(App and web page records)
'''

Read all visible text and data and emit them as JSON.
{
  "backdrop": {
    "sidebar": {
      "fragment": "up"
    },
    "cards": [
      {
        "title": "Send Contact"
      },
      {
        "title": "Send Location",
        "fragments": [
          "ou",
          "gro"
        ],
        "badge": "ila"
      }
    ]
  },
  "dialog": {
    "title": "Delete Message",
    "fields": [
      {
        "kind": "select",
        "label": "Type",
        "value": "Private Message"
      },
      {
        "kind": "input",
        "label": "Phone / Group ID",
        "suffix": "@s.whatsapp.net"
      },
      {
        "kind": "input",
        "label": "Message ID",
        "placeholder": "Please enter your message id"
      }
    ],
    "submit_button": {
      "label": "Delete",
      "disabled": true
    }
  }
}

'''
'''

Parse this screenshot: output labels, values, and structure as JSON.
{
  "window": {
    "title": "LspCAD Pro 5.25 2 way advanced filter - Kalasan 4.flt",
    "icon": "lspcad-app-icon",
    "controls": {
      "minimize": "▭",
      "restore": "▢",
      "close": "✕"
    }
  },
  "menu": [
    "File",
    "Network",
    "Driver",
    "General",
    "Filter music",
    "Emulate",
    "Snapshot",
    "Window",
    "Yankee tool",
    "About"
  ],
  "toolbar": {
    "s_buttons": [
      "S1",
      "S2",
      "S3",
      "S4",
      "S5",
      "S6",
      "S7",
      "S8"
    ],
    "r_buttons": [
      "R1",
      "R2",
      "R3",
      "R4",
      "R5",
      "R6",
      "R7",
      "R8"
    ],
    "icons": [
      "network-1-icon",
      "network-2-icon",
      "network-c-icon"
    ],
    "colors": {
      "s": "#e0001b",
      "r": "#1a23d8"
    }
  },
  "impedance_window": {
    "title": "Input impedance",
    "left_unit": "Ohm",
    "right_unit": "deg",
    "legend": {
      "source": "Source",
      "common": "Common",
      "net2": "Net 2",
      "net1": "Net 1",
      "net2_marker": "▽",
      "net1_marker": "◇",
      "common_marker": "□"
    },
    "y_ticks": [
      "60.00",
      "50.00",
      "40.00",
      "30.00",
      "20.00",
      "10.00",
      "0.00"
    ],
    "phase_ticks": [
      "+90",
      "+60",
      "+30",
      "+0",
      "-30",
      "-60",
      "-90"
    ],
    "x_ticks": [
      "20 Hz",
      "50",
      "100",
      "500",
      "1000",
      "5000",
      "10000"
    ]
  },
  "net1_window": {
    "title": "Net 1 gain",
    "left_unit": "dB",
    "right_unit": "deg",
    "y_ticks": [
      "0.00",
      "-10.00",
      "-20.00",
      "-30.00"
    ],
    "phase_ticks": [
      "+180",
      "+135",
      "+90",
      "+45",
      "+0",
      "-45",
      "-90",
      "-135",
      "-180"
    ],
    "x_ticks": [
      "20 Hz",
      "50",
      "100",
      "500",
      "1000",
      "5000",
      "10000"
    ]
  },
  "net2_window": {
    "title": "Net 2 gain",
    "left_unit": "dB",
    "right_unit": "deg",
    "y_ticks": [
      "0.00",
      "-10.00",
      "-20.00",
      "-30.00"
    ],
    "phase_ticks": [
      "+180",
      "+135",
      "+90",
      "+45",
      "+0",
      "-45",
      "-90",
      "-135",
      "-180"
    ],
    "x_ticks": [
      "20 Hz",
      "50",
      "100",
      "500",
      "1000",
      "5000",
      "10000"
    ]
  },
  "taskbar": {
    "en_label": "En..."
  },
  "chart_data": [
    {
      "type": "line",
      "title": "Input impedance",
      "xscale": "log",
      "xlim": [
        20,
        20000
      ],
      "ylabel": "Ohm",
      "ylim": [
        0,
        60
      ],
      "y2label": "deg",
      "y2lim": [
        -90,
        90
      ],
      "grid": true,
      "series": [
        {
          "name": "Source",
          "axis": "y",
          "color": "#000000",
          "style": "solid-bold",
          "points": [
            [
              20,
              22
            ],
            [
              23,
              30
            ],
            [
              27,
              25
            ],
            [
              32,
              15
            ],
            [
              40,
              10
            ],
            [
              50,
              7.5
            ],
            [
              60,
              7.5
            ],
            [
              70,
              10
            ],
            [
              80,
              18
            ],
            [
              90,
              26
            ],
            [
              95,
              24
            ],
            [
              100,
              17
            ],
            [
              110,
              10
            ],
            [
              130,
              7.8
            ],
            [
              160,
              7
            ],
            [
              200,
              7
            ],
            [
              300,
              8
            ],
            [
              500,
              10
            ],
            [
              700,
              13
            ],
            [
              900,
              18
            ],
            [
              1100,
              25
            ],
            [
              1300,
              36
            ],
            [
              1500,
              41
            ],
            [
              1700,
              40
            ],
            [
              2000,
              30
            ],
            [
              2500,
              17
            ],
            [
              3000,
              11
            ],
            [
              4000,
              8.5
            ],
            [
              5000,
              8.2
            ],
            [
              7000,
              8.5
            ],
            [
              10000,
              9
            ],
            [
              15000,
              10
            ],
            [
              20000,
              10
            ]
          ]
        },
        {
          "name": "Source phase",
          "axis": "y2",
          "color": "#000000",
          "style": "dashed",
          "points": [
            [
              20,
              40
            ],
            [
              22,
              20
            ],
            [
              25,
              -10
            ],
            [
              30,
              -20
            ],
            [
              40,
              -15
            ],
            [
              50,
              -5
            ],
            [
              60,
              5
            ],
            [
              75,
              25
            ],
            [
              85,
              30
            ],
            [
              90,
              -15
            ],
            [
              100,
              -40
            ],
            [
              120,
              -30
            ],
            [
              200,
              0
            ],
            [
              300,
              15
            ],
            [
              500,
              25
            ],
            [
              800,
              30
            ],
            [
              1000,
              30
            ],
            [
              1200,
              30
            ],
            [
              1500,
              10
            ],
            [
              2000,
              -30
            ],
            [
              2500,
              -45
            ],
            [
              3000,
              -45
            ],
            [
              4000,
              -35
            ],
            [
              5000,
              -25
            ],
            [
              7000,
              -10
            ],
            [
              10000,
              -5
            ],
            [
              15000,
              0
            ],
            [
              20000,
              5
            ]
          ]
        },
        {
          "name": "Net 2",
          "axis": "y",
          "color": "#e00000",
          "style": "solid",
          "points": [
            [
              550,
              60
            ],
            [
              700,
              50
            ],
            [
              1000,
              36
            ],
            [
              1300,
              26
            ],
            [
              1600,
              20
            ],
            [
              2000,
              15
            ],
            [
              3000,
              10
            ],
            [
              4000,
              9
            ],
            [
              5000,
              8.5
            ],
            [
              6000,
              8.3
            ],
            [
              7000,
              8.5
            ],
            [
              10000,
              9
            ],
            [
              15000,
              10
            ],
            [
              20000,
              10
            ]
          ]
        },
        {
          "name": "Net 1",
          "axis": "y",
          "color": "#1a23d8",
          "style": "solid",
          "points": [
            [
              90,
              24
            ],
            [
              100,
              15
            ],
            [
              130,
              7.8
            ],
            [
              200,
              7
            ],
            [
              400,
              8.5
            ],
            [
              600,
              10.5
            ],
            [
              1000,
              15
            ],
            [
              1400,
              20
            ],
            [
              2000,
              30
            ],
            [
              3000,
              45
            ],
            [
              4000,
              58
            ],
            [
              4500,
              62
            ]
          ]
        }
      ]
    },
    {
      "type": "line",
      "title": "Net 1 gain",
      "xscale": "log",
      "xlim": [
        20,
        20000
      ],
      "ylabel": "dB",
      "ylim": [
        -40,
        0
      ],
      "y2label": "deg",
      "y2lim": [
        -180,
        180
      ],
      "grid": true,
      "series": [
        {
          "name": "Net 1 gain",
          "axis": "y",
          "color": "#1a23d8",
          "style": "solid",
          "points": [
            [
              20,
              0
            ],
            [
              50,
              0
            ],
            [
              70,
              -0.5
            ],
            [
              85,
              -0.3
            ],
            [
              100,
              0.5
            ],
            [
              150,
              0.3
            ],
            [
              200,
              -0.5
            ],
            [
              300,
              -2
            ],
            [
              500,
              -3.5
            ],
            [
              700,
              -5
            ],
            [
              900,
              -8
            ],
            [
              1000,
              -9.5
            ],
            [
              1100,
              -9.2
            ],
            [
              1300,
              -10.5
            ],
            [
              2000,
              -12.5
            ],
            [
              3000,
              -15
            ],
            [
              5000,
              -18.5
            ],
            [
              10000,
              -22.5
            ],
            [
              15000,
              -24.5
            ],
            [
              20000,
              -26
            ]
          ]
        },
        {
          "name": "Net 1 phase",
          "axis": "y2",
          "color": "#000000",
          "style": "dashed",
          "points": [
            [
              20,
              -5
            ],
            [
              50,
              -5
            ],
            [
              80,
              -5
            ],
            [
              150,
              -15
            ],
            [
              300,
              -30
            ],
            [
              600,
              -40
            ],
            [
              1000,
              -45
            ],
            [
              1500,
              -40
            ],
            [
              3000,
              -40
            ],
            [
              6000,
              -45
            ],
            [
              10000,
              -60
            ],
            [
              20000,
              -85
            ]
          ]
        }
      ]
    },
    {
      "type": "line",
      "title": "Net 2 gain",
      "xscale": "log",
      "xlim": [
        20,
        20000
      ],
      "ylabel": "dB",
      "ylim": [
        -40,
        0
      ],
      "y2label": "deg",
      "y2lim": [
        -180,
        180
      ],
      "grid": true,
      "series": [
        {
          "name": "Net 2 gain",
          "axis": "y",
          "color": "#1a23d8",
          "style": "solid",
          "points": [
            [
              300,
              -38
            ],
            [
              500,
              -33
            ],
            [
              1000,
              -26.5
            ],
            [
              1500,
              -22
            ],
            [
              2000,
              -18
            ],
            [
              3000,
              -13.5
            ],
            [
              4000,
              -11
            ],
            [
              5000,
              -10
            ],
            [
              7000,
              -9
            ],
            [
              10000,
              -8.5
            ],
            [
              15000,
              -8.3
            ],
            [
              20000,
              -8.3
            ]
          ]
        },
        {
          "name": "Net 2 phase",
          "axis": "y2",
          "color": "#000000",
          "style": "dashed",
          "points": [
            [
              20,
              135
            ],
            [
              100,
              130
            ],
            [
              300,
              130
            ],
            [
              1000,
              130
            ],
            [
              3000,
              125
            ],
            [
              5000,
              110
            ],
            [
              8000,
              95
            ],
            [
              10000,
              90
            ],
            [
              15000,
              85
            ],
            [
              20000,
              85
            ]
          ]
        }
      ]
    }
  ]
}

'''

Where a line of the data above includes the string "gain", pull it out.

    "title": "Net 1 gain",
    "title": "Net 2 gain",
      "title": "Net 1 gain",
          "name": "Net 1 gain",
      "title": "Net 2 gain",
          "name": "Net 2 gain",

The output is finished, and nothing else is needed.